If our goal is to get the world to try CPA / POP, it's a good idea to
give them something fun to play with.
The majority of today's programmers use cool IDE's which offer syntax
support and component awareness.
So why not build an occam process diagramming tool that works in such an
Occam has an advantage here. Implicit in the occam approach is the
drawing of simple process diagrams, as in the Inmos occam tutorial. It
would be a 'relatively easy' matter to create a graphical tool for these
circles (processes) and lines (channels), which then generate executable
code in occam-pi JCSP .Net, etc. You could add channel type definitions
to the connecting lines, and double-click the process circles to wire up
the next level of processes/channels within.
Such a tool could be integrated into a popular programming IDE's such as
Visual Studio .NET etc, which would encourage thinking about
mixed-language projects where occam has an important place.
The nice thing is the close correspondence between these process
diagrams and occam code, whereas OO trace and relationship diagrams
(static and dynamic views of objects) are much more abstract.
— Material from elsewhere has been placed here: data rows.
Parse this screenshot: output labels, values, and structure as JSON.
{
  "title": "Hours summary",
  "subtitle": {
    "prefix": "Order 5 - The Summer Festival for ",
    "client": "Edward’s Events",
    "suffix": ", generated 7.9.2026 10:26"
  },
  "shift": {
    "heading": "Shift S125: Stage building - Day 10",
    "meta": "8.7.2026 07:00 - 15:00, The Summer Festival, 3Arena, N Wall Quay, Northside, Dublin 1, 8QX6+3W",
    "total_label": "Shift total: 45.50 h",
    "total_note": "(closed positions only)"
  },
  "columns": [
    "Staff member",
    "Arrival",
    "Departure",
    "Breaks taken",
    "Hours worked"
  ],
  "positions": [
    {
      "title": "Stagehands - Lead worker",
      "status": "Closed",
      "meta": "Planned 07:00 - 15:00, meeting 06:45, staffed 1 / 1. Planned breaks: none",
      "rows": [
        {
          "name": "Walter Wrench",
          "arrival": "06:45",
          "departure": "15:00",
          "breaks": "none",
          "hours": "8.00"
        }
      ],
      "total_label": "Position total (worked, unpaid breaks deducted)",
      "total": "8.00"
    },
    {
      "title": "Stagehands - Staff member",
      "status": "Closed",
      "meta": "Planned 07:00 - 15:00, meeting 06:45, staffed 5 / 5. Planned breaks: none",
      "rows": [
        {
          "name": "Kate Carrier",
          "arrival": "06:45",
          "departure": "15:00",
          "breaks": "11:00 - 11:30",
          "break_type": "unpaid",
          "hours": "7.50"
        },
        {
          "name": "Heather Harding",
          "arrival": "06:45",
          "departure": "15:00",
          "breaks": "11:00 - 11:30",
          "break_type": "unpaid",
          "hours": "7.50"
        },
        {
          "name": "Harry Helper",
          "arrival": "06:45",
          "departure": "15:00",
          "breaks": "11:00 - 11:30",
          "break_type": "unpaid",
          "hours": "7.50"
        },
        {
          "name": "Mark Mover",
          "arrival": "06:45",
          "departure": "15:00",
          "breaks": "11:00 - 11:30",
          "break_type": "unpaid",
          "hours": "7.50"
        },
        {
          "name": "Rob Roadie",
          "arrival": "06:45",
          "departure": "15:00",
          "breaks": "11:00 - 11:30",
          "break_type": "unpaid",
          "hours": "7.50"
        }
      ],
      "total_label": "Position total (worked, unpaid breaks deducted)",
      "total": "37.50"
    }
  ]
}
I found it
much harder to draw OO diagrams and generate code from them. Frequently
the OO code was refactored to express a different OO implementation, but
the diagram didn't get updated. With an occam diagramming tool, however,
you could edit the occam code and the diagram would regenerate
Does anyone know the name of the occam process diagrams?
From: owner-occam-com@xxxxxxxxxx [mailto:owner-occam-com@xxxxxxxxxx] On
Behalf Of Damian Dimmich
Sent: Saturday, 19 August 2006 8:50 PM
Subject: Re: occam REPL
While I think that a graphical system for testing POP style sections of
programs would be really cool, I do think it could be done from the
It would be possible to start processes up individually and get them
going as you hook them together.
A good way to test them would be to have the ability to send data down
an 'unhooked' channel end and view the result at the other end. So
REPL-style you could do something
define channel x:
define channel y:
start proc foo with x in, y out.
x ! 3
-> output from foo here.
proc foo could have been loaded from a file previously with a 'use' or
'include' at the commandline.
The process would start executing in parallel with the commandline and
block when it reaches input.
It could get a bit messy if the process starts outputting before reading
but that could probably be solved somehow (another terminal?)
>> I'm not entirely convinced that a REPL-style interface would be the
>> best way to get people playing with process-oriented programming
>> (which seems to be your goal).
>> Wiring up incomplete process networks, and adding to them on-the-fly,
>> seems to me like something that would be difficult to achieve via a
>> textual interface.
> That is where I think you may have been misled by standard paradigms.
> "incomplete process network" does not exist in occam, at least
> separately-compiled hardware-based occam (where all globals are
> explicitly, as in a .PGM file for the occam configurer). Everything is
> self-sufficient black box that listens and talks. It exactly fits Mark
> Bereit's notion of a separate hardware node for everything.
> If you make sure one box understands the output of another, or of
> others (thus better than DOS/Unix pipes), then you can make a lot of
> individual sane components, test each one individually, then hook them
> in complex topologies (using multiplexers and the like), and get
> interesting results out. The ALT is your friend here; it allows
> parameter changes or resets controlled on another channel.
>> Not impossible, but potentially difficult enough that it would
>> have the desired effect of stimulating experimentation. My suggestion
> would be
>> to provide some kind of graphical interface for defining process
> OK, but you need direct access to the atoms, the way a REPL gives it
> you - then hook them together graphically if you please, but be ready
> design sane startup and shutdown (or reset). I find pencil and paper
> better for that.
>> Something like Simulink for Matlab. Perhaps the work by
>> Hilderink and his colleagues on gCSP would provide a good starting
>> Allan McInnes <amcinnes@xxxxxxxxxx>
>> PhD Candidate
>> Dept. of Electrical and Computer Engineering
>> Utah State University